Dr. Sally L.D. Katary, an internationally renowned scholar of Egyptology, passed away unexpectedly on 2016 August 06, Saturday, at her home in Sudbury, Ontario. She led a full life leaving behind a legacy of achievements in all three aspects of an examined life, namely, professional, personal, and public service.
Dr. Sally L.D. Katary was an Egyptologist who specialized in the social and economic history of Egypt with an emphasis on the New Kingdom through the Late Period. Her interests extend into the Hellenistic period as well in her capacity as a Professor of Classical Studies at Thorneloe University on the Laurentian University campus, where she taught for 30 years, introducing courses in Egyptology in the Ancient Studies program.
She was best known for her work on the Wilbour Papyrus and related economic documents, including Land Tenure in the Ramesside Period, as well as many chapters in books, journal articles, and reference work contributions. Dr. Katary lectured widely in Western Europe and North America.
She conducted archaeological excavation work in Egypt at the temple of Osiris Heka Djet at Karnak with Donald B. Redford and participated in the National Geographic special on Ancient Tomb Robbers. Her expertise on the Ramesside economy, tomb robbery, and daily life at Deir el-Medina was very well received by viewers of the documentary. At the time of her passing, she was working on a book of collected essays on Gold in Ancient Egypt in pursuance of her interest in gold in the economy and society, as well as tomb robbery.
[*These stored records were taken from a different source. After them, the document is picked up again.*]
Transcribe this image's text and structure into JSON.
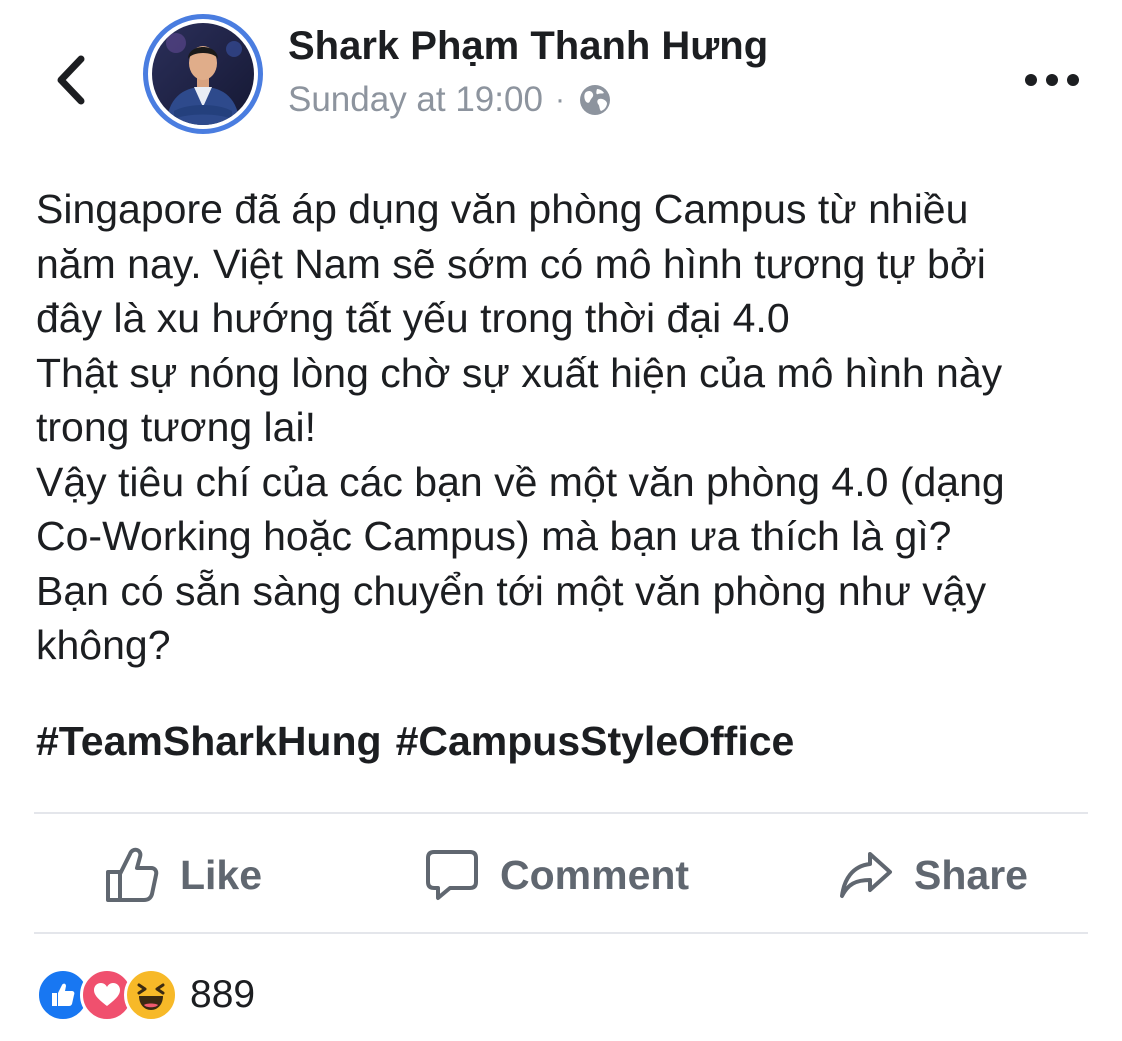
{
  "header": {
    "author_name": "Shark Phạm Thanh Hưng",
    "timestamp": "Sunday at 19:00",
    "separator": "·",
    "audience_icon": "globe-icon",
    "back_icon": "chevron-left-icon",
    "more_icon": "more-horizontal-icon"
  },
  "post": {
    "lines": [
      "Singapore đã áp dụng văn phòng Campus từ nhiều",
      "năm nay. Việt Nam sẽ sớm có mô hình tương tự bởi",
      "đây là xu hướng tất yếu trong thời đại 4.0",
      "Thật sự nóng lòng chờ sự xuất hiện của mô hình này",
      "trong tương lai!",
      "Vậy tiêu chí của các bạn về một văn phòng 4.0 (dạng",
      "Co-Working hoặc Campus) mà bạn  ưa thích là gì?",
      "Bạn có sẵn sàng chuyển tới một văn phòng như vậy",
      "không?"
    ],
    "hashtags": [
      "#TeamSharkHung",
      "#CampusStyleOffice"
    ]
  },
  "actions": {
    "like_label": "Like",
    "comment_label": "Comment",
    "share_label": "Share"
  },
  "reactions": {
    "types": [
      "like",
      "love",
      "haha"
    ],
    "count": "889"
  },
  "colors": {
    "accent": "#4a7de0",
    "like_blue": "#1877f2",
    "love_red": "#f0506e",
    "haha_yellow": "#f7b928",
    "muted": "#8d949e",
    "action_gray": "#606770",
    "divider": "#e4e6eb"
  }
}
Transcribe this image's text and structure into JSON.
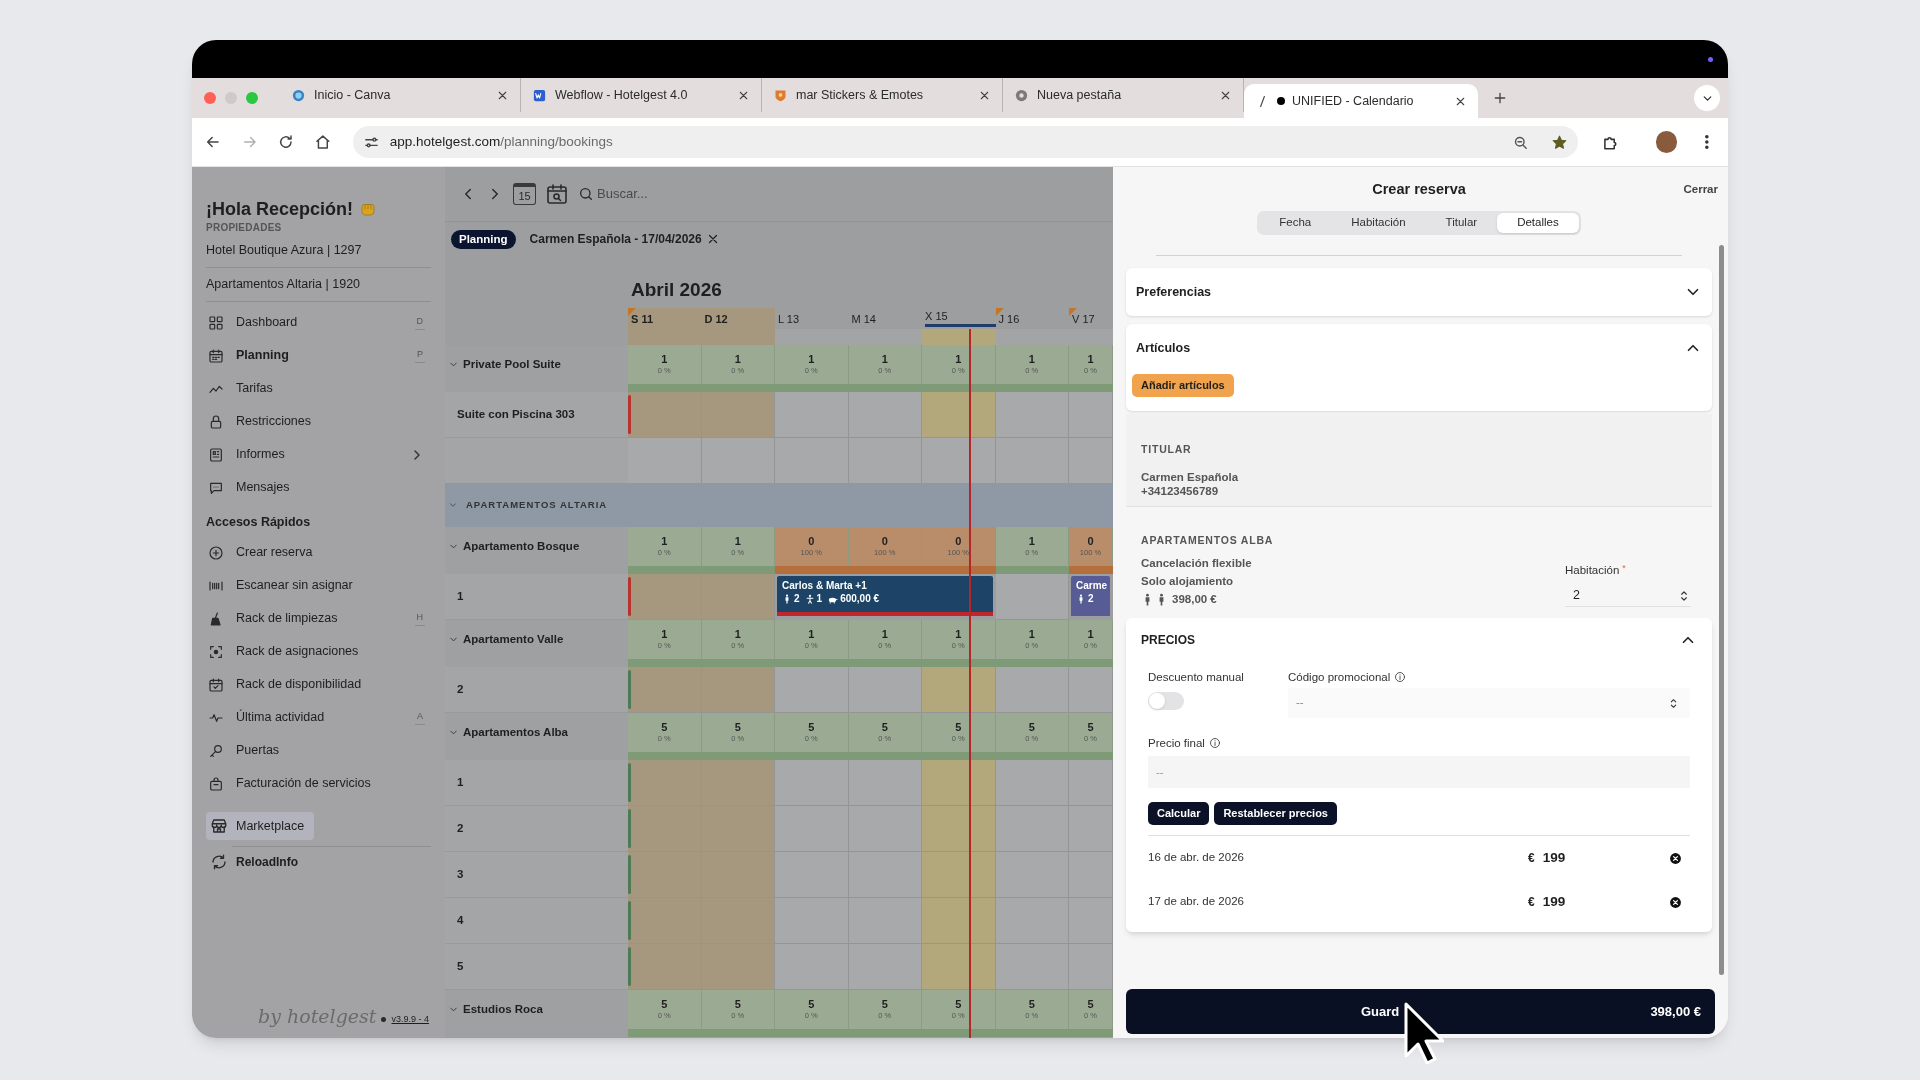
{
  "browser": {
    "tabs": [
      {
        "title": "Inicio - Canva",
        "selected": false,
        "recording": false
      },
      {
        "title": "Webflow - Hotelgest 4.0",
        "selected": false,
        "recording": false
      },
      {
        "title": "mar Stickers & Emotes",
        "selected": false,
        "recording": false
      },
      {
        "title": "Nueva pestaña",
        "selected": false,
        "recording": false
      },
      {
        "title": "UNIFIED - Calendario",
        "selected": true,
        "recording": true
      }
    ],
    "url": {
      "host": "app.hotelgest.com",
      "path": "/planning/bookings"
    }
  },
  "sidebar": {
    "greeting": "¡Hola Recepción!",
    "properties_heading": "PROPIEDADES",
    "properties": [
      "Hotel Boutique Azura | 1297",
      "Apartamentos Altaria | 1920"
    ],
    "nav": [
      {
        "label": "Dashboard",
        "shortcut": "D",
        "selected": false,
        "kind": "link"
      },
      {
        "label": "Planning",
        "shortcut": "P",
        "selected": true,
        "kind": "link"
      },
      {
        "label": "Tarifas",
        "selected": false,
        "kind": "link"
      },
      {
        "label": "Restricciones",
        "selected": false,
        "kind": "link"
      },
      {
        "label": "Informes",
        "selected": false,
        "kind": "submenu"
      },
      {
        "label": "Mensajes",
        "selected": false,
        "kind": "link"
      }
    ],
    "quick_heading": "Accesos Rápidos",
    "quick": [
      {
        "label": "Crear reserva"
      },
      {
        "label": "Escanear sin asignar"
      },
      {
        "label": "Rack de limpiezas",
        "shortcut": "H"
      },
      {
        "label": "Rack de asignaciones"
      },
      {
        "label": "Rack de disponibilidad"
      },
      {
        "label": "Última actividad",
        "shortcut": "A"
      },
      {
        "label": "Puertas"
      },
      {
        "label": "Facturación de servicios"
      }
    ],
    "marketplace": {
      "label": "Marketplace",
      "highlighted": true
    },
    "reload": "ReloadInfo",
    "brand": "by hotelgest",
    "version": "v3.9.9 - 4"
  },
  "calendar": {
    "today_icon": "15",
    "search": {
      "placeholder": "Buscar..."
    },
    "chip": "Planning",
    "filter": "Carmen Española - 17/04/2026",
    "month": "Abril 2026",
    "days": [
      {
        "label": "S 11",
        "weekend": true,
        "today": false,
        "flag": true
      },
      {
        "label": "D 12",
        "weekend": true,
        "today": false,
        "flag": false
      },
      {
        "label": "L 13",
        "weekend": false,
        "today": false,
        "flag": false
      },
      {
        "label": "M 14",
        "weekend": false,
        "today": false,
        "flag": false
      },
      {
        "label": "X 15",
        "weekend": false,
        "today": true,
        "flag": false
      },
      {
        "label": "J 16",
        "weekend": false,
        "today": false,
        "flag": true
      },
      {
        "label": "V 17",
        "weekend": false,
        "today": false,
        "flag": true
      }
    ],
    "rows": [
      {
        "kind": "summary",
        "label": "Private Pool Suite",
        "expanded": true,
        "cells": [
          {
            "count": "1",
            "share": "0 %",
            "full": false
          },
          {
            "count": "1",
            "share": "0 %",
            "full": false
          },
          {
            "count": "1",
            "share": "0 %",
            "full": false
          },
          {
            "count": "1",
            "share": "0 %",
            "full": false
          },
          {
            "count": "1",
            "share": "0 %",
            "full": false
          },
          {
            "count": "1",
            "share": "0 %",
            "full": false
          },
          {
            "count": "1",
            "share": "0 %",
            "full": false
          }
        ]
      },
      {
        "kind": "room",
        "label": "Suite con Piscina 303",
        "color": "#b8322e"
      },
      {
        "kind": "spacer"
      },
      {
        "kind": "group",
        "label": "APARTAMENTOS ALTARIA",
        "expanded": true
      },
      {
        "kind": "summary",
        "label": "Apartamento Bosque",
        "expanded": true,
        "cells": [
          {
            "count": "1",
            "share": "0 %",
            "full": false
          },
          {
            "count": "1",
            "share": "0 %",
            "full": false
          },
          {
            "count": "0",
            "share": "100 %",
            "full": true
          },
          {
            "count": "0",
            "share": "100 %",
            "full": true
          },
          {
            "count": "0",
            "share": "100 %",
            "full": true
          },
          {
            "count": "1",
            "share": "0 %",
            "full": false
          },
          {
            "count": "0",
            "share": "100 %",
            "full": true
          }
        ]
      },
      {
        "kind": "room",
        "label": "1",
        "color": "#b8322e",
        "cells": [
          {
            "kind": "free"
          },
          {
            "kind": "free"
          },
          {
            "kind": "booking",
            "title": "Carlos & Marta +1",
            "adults": "2",
            "children": "1",
            "price": "600,00 €",
            "alert": true,
            "color": "#1d4466"
          },
          {
            "kind": "booked"
          },
          {
            "kind": "booked"
          },
          {
            "kind": "free"
          },
          {
            "kind": "booking",
            "title": "Carme",
            "adults": "2",
            "alert": false,
            "color": "#575c94"
          }
        ]
      },
      {
        "kind": "summary",
        "label": "Apartamento Valle",
        "expanded": true,
        "cells": [
          {
            "count": "1",
            "share": "0 %",
            "full": false
          },
          {
            "count": "1",
            "share": "0 %",
            "full": false
          },
          {
            "count": "1",
            "share": "0 %",
            "full": false
          },
          {
            "count": "1",
            "share": "0 %",
            "full": false
          },
          {
            "count": "1",
            "share": "0 %",
            "full": false
          },
          {
            "count": "1",
            "share": "0 %",
            "full": false
          },
          {
            "count": "1",
            "share": "0 %",
            "full": false
          }
        ]
      },
      {
        "kind": "room",
        "label": "2",
        "color": "#4e7a56"
      },
      {
        "kind": "summary",
        "label": "Apartamentos Alba",
        "expanded": true,
        "cells": [
          {
            "count": "5",
            "share": "0 %",
            "full": false
          },
          {
            "count": "5",
            "share": "0 %",
            "full": false
          },
          {
            "count": "5",
            "share": "0 %",
            "full": false
          },
          {
            "count": "5",
            "share": "0 %",
            "full": false
          },
          {
            "count": "5",
            "share": "0 %",
            "full": false
          },
          {
            "count": "5",
            "share": "0 %",
            "full": false
          },
          {
            "count": "5",
            "share": "0 %",
            "full": false
          }
        ]
      },
      {
        "kind": "room",
        "label": "1",
        "color": "#4e7a56"
      },
      {
        "kind": "room",
        "label": "2",
        "color": "#4e7a56"
      },
      {
        "kind": "room",
        "label": "3",
        "color": "#4e7a56"
      },
      {
        "kind": "room",
        "label": "4",
        "color": "#4e7a56"
      },
      {
        "kind": "room",
        "label": "5",
        "color": "#4e7a56"
      },
      {
        "kind": "summary",
        "label": "Estudios Roca",
        "expanded": true,
        "cells": [
          {
            "count": "5",
            "share": "0 %",
            "full": false
          },
          {
            "count": "5",
            "share": "0 %",
            "full": false
          },
          {
            "count": "5",
            "share": "0 %",
            "full": false
          },
          {
            "count": "5",
            "share": "0 %",
            "full": false
          },
          {
            "count": "5",
            "share": "0 %",
            "full": false
          },
          {
            "count": "5",
            "share": "0 %",
            "full": false
          },
          {
            "count": "5",
            "share": "0 %",
            "full": false
          }
        ]
      }
    ]
  },
  "panel": {
    "title": "Crear reserva",
    "close": "Cerrar",
    "steps": [
      {
        "label": "Fecha",
        "selected": false
      },
      {
        "label": "Habitación",
        "selected": false
      },
      {
        "label": "Titular",
        "selected": false
      },
      {
        "label": "Detalles",
        "selected": true
      }
    ],
    "sections": [
      {
        "title": "Preferencias",
        "expanded": false
      },
      {
        "title": "Artículos",
        "expanded": true,
        "button": "Añadir artículos"
      }
    ],
    "holder": {
      "heading": "TITULAR",
      "name": "Carmen Española",
      "phone": "+34123456789"
    },
    "unit": {
      "heading": "APARTAMENTOS ALBA",
      "rate": "Cancelación flexible",
      "board": "Solo alojamiento",
      "guests": [
        {
          "kind": "adult"
        },
        {
          "kind": "adult"
        }
      ],
      "price": "398,00 €",
      "room_label": "Habitación",
      "required_mark": "*",
      "room_value": "2"
    },
    "prices": {
      "title": "PRECIOS",
      "expanded": true,
      "discount_label": "Descuento manual",
      "discount_on": false,
      "promo_label": "Código promocional",
      "promo_placeholder": "--",
      "final_label": "Precio final",
      "final_placeholder": "--",
      "buttons": [
        "Calcular",
        "Restablecer precios"
      ],
      "nights": [
        {
          "date": "16 de abr. de 2026",
          "currency": "€",
          "amount": "199"
        },
        {
          "date": "17 de abr. de 2026",
          "currency": "€",
          "amount": "199"
        }
      ]
    },
    "save": {
      "label": "Guard",
      "total": "398,00 €"
    }
  }
}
Her research excellence was matched by her teaching excellence as attested to by numerous students in Classical Studies. She took the time, talent, and toil to give students an opportunity to learn not only by dynamic lectures, but also by following up with students who needed additional support and helping many fulfill their dreams.
She received her B.A. degree summa cum laude from the University of Pennsylvania and her M.A. and Ph.D. degrees in Egyptology from the University of Toronto.
Some of her public service work included: Dr. Katary was a founding member of the Canadian Society for the Study of Egyptian Antiquities, and served on their Board of Trustees for many years and as the Associate Editor of the Journal of the SSEA. She has presented at their Annual Symposium on numerous occasions, most recently in 2012. She was an Honorary Trustee of the Society and head of the Book Review Committee.
As an excellent violist she took part in several community concerts, orchestras and quartets. She belonged to a group of musicians that served the needs of people who were unable to attend performances by professional orchestras. She derived a great deal of satisfaction from taking classical music to the people in their own environment, a gesture that was most appreciated by people who listened to those performances. She had been playing since childhood and when she played her musical spirit filled the room. She was an expert when it came to classical music and interpreting composers. She was always the teacher.
Her love of books led her inescapably to the tireless work of Friends of Library, part of the Sudbury Public Library. She aided in collecting, sorting and organizing book sales. Raising funds to the library in this fashion enabled the public library to undertake acquisitions that would not have been possible otherwise. She delivered books to the elderly and gave them the opportunity to keep reading and share their own personal stories with each visit.
As a child of the Sixties she exemplified, to the extent feasible, the idea that a woman can have it all. Her domestic life was as thoroughly organized as her professional work. Her husband and daughter wondered where she got the energy to do the endless chores of a middle income family.
She leaves behind her husband Narasim and daughter Shannon bereft of her gentle guidance. She was a dedicated mother who gave her daughter the knowledge and skills to succeed and be happy in this world.
Sudbury lost a great scholar/teacher, a public servant, and a family doyenne. She will be missed by all who knew her.